15. To my own colleagues, who sometimes believe that they have an appointment in athletics, does anyone cheer for you when you teach? Does anyone wear your jersey number or name on the back of their shirt? Oh, yeah, you don’t have a clothing line — jersey. Really, come on, does anyone scream your name during class because you performed a really cool calculation or soliloquy? While students bring in a box of popcorn from time to share, no one is filling up a 100,000-plus capacity stadium and buying $5 boxes of popcorn to watch any of us. CSPAN, CNN and ESPN have not called to record my replays. And sometimes, I am pretty darn stellar!
16. So, yeah, coaches at your institutions more than likely make more than we do. That’s money generated from athletics department. My discipline is education; we just don’t generate that kind of dough — even when we are stellar.
17. BTW, the measly check that you pick up for honorariums pales in comparison to the television rights, ticket sales and paraphernalia that one of your 18- to 20-year-old students brings to your prestigious institution. Also most of them have way more people following them on Instagram, Twitter and Facebook. Reality check. The fact is, faculty types, in general, are just not that interesting.

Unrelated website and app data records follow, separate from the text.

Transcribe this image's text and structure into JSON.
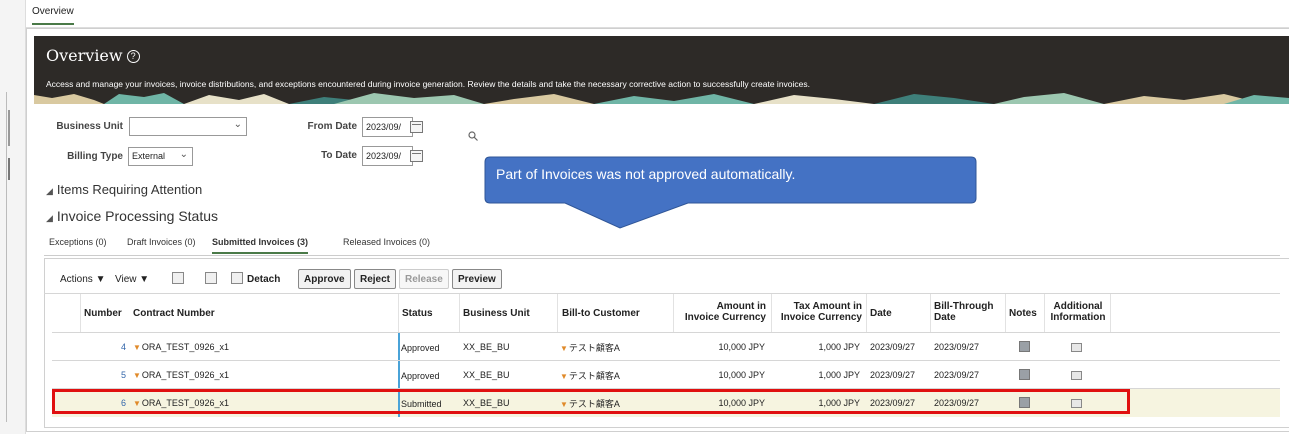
{
  "top_tab": "Overview",
  "banner": {
    "title": "Overview",
    "help_glyph": "?",
    "description": "Access and manage your invoices, invoice distributions, and exceptions encountered during invoice generation. Review the details and take the necessary corrective action to successfully create invoices."
  },
  "filters": {
    "business_unit_label": "Business Unit",
    "business_unit_value": "",
    "billing_type_label": "Billing Type",
    "billing_type_value": "External",
    "from_date_label": "From Date",
    "from_date_value": "2023/09/",
    "to_date_label": "To Date",
    "to_date_value": "2023/09/"
  },
  "callout": {
    "text": "Part of Invoices was not approved automatically.",
    "fill": "#4472c4"
  },
  "sections": {
    "items_requiring_attention": "Items Requiring Attention",
    "invoice_processing_status": "Invoice Processing Status"
  },
  "subtabs": [
    {
      "label": "Exceptions (0)"
    },
    {
      "label": "Draft Invoices (0)"
    },
    {
      "label": "Submitted Invoices (3)"
    },
    {
      "label": "Released Invoices (0)"
    }
  ],
  "toolbar": {
    "actions": "Actions ▼",
    "view": "View ▼",
    "detach": "Detach",
    "approve": "Approve",
    "reject": "Reject",
    "release": "Release",
    "preview": "Preview"
  },
  "table": {
    "headers": {
      "number": "Number",
      "contract_number": "Contract Number",
      "status": "Status",
      "business_unit": "Business Unit",
      "bill_to_customer": "Bill-to Customer",
      "amount_1": "Amount in",
      "amount_2": "Invoice Currency",
      "tax_1": "Tax Amount in",
      "tax_2": "Invoice Currency",
      "date": "Date",
      "bill_through_1": "Bill-Through",
      "bill_through_2": "Date",
      "notes": "Notes",
      "additional_1": "Additional",
      "additional_2": "Information"
    },
    "rows": [
      {
        "number": "4",
        "contract": "ORA_TEST_0926_x1",
        "status": "Approved",
        "business_unit": "XX_BE_BU",
        "customer": "テスト顧客A",
        "amount": "10,000 JPY",
        "tax": "1,000 JPY",
        "date": "2023/09/27",
        "bill_through": "2023/09/27"
      },
      {
        "number": "5",
        "contract": "ORA_TEST_0926_x1",
        "status": "Approved",
        "business_unit": "XX_BE_BU",
        "customer": "テスト顧客A",
        "amount": "10,000 JPY",
        "tax": "1,000 JPY",
        "date": "2023/09/27",
        "bill_through": "2023/09/27"
      },
      {
        "number": "6",
        "contract": "ORA_TEST_0926_x1",
        "status": "Submitted",
        "business_unit": "XX_BE_BU",
        "customer": "テスト顧客A",
        "amount": "10,000 JPY",
        "tax": "1,000 JPY",
        "date": "2023/09/27",
        "bill_through": "2023/09/27"
      }
    ]
  },
  "highlight_color": "#e01010"
}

18. When you write a book or consult, do you give your entire paycheck to the dean? No, you don’t. Yet, hmm, indirect costs.
19. Why do we not pay athletes a portion of the revenue generated from performance? Oh, yeah, amateur and scholarships.
20. Please, quit using the argument that we have to fund each of the athletic programs equally. So folks in soccer, tennis, golf, etc., would be allotted the same amount as those in football and basketball. While the logic is flawed, I like it. Run over and ask the president of your university to start paying each faculty member the same — that’s fair. I would love to make the same amount as my dear faculty colleagues in the school of medicine. In fact, Mr. President, please pay me as much as a brain surgeon or the cardiologist in the medical school — it’s only fair. (To the president of my university, can we work this out?)
We live in our own little couch potato, know it all, arm chair expert worlds, where we try to understand and make sense of something called athletics, athleticism, fan behavior, celebrity, etc. We struggle to find a suitable meaning to an event and social system that exist within our own institutions that generates millions in revenue. Fact is, most of us don’t get athletics. We certainly don’t get that it operates within a reality that is dissimilar from the spaces in which most of us reside.
Think about this, how does one confer the title of amateur to an athlete who brings in millions of dollars to institutions, athletic organizations and people in general, and yet they are not offered a dime beyond their “scholarships” for their services? Please don’t argue that they receive a four-year scholarship. They don’t. They receive one-year, renewable scholarships and many are funded through grants from financial aid. Plus, sometimes big athletic programs generate millions of dollars.
Since we have elected to hang on to a definition that no longer describes this machine kindly referred to as collegiate athletics, we can fool ourselves into actually believing in the mythical amateur (and Oz). When we hoodwink ourselves, we don’t feel as guilty about not sharing the significant cash flow generated by hard-working people.
Now, back to the mirror to ask, “Is it really fair?”